Exact reproduction, images excluded: write out the records below.

━━━ Data extract ━━━

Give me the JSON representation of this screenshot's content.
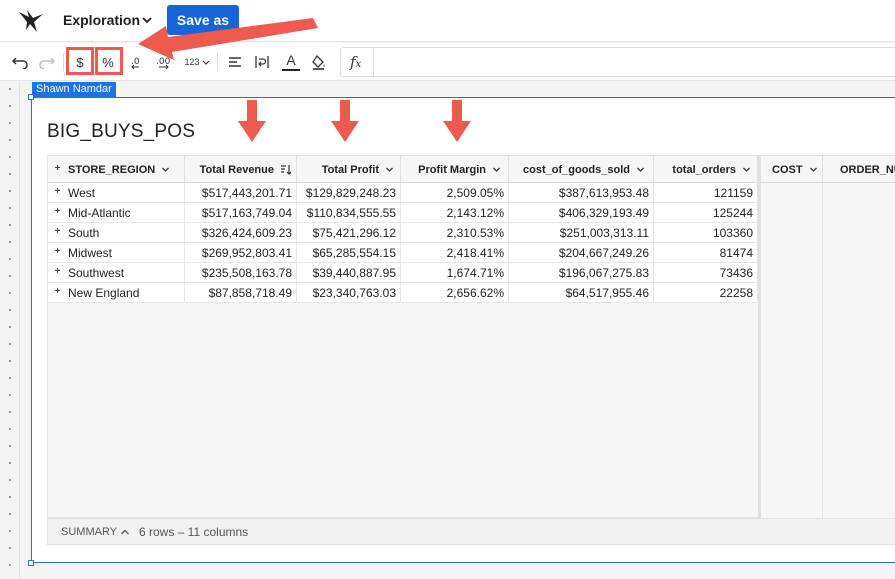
{
  "app": {
    "title": "Exploration",
    "save_label": "Save as"
  },
  "toolbar": {
    "undo_icon": "undo-icon",
    "redo_icon": "redo-icon",
    "currency_label": "$",
    "percent_label": "%",
    "number_format_label": "123",
    "text_color_label": "A",
    "formula_label": "f",
    "formula_sub": "x",
    "highlight_color": "#ef5a4f"
  },
  "canvas": {
    "user_tag": "Shawn Namdar",
    "table_title": "BIG_BUYS_POS",
    "accent_color": "#2e6fdb"
  },
  "table": {
    "columns": [
      "STORE_REGION",
      "Total Revenue",
      "Total Profit",
      "Profit Margin",
      "cost_of_goods_sold",
      "total_orders",
      "COST",
      "ORDER_NU"
    ],
    "rows": [
      [
        "West",
        "$517,443,201.71",
        "$129,829,248.23",
        "2,509.05%",
        "$387,613,953.48",
        "121159"
      ],
      [
        "Mid-Atlantic",
        "$517,163,749.04",
        "$110,834,555.55",
        "2,143.12%",
        "$406,329,193.49",
        "125244"
      ],
      [
        "South",
        "$326,424,609.23",
        "$75,421,296.12",
        "2,310.53%",
        "$251,003,313.11",
        "103360"
      ],
      [
        "Midwest",
        "$269,952,803.41",
        "$65,285,554.15",
        "2,418.41%",
        "$204,667,249.26",
        "81474"
      ],
      [
        "Southwest",
        "$235,508,163.78",
        "$39,440,887.95",
        "1,674.71%",
        "$196,067,275.83",
        "73436"
      ],
      [
        "New England",
        "$87,858,718.49",
        "$23,340,763.03",
        "2,656.62%",
        "$64,517,955.46",
        "22258"
      ]
    ]
  },
  "summary": {
    "label": "SUMMARY",
    "count": "6 rows – 11 columns"
  },
  "annotations": {
    "arrow_color": "#ef5a4f"
  }
}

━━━

* Output below *
Give me the JSON representation of this screenshot's content.
{
  "app": {
    "title": "Exploration",
    "save_label": "Save as"
  },
  "toolbar": {
    "undo_icon": "undo-icon",
    "redo_icon": "redo-icon",
    "currency_label": "$",
    "percent_label": "%",
    "number_format_label": "123",
    "text_color_label": "A",
    "formula_label": "f",
    "formula_sub": "x",
    "highlight_color": "#ef5a4f"
  },
  "canvas": {
    "user_tag": "Shawn Namdar",
    "table_title": "BIG_BUYS_POS",
    "accent_color": "#2e6fdb"
  },
  "table": {
    "columns": [
      "STORE_REGION",
      "Total Revenue",
      "Total Profit",
      "Profit Margin",
      "cost_of_goods_sold",
      "total_orders",
      "COST",
      "ORDER_NU"
    ],
    "rows": [
      [
        "West",
        "$517,443,201.71",
        "$129,829,248.23",
        "2,509.05%",
        "$387,613,953.48",
        "121159"
      ],
      [
        "Mid-Atlantic",
        "$517,163,749.04",
        "$110,834,555.55",
        "2,143.12%",
        "$406,329,193.49",
        "125244"
      ],
      [
        "South",
        "$326,424,609.23",
        "$75,421,296.12",
        "2,310.53%",
        "$251,003,313.11",
        "103360"
      ],
      [
        "Midwest",
        "$269,952,803.41",
        "$65,285,554.15",
        "2,418.41%",
        "$204,667,249.26",
        "81474"
      ],
      [
        "Southwest",
        "$235,508,163.78",
        "$39,440,887.95",
        "1,674.71%",
        "$196,067,275.83",
        "73436"
      ],
      [
        "New England",
        "$87,858,718.49",
        "$23,340,763.03",
        "2,656.62%",
        "$64,517,955.46",
        "22258"
      ]
    ]
  },
  "summary": {
    "label": "SUMMARY",
    "count": "6 rows – 11 columns"
  },
  "annotations": {
    "arrow_color": "#ef5a4f"
  }
}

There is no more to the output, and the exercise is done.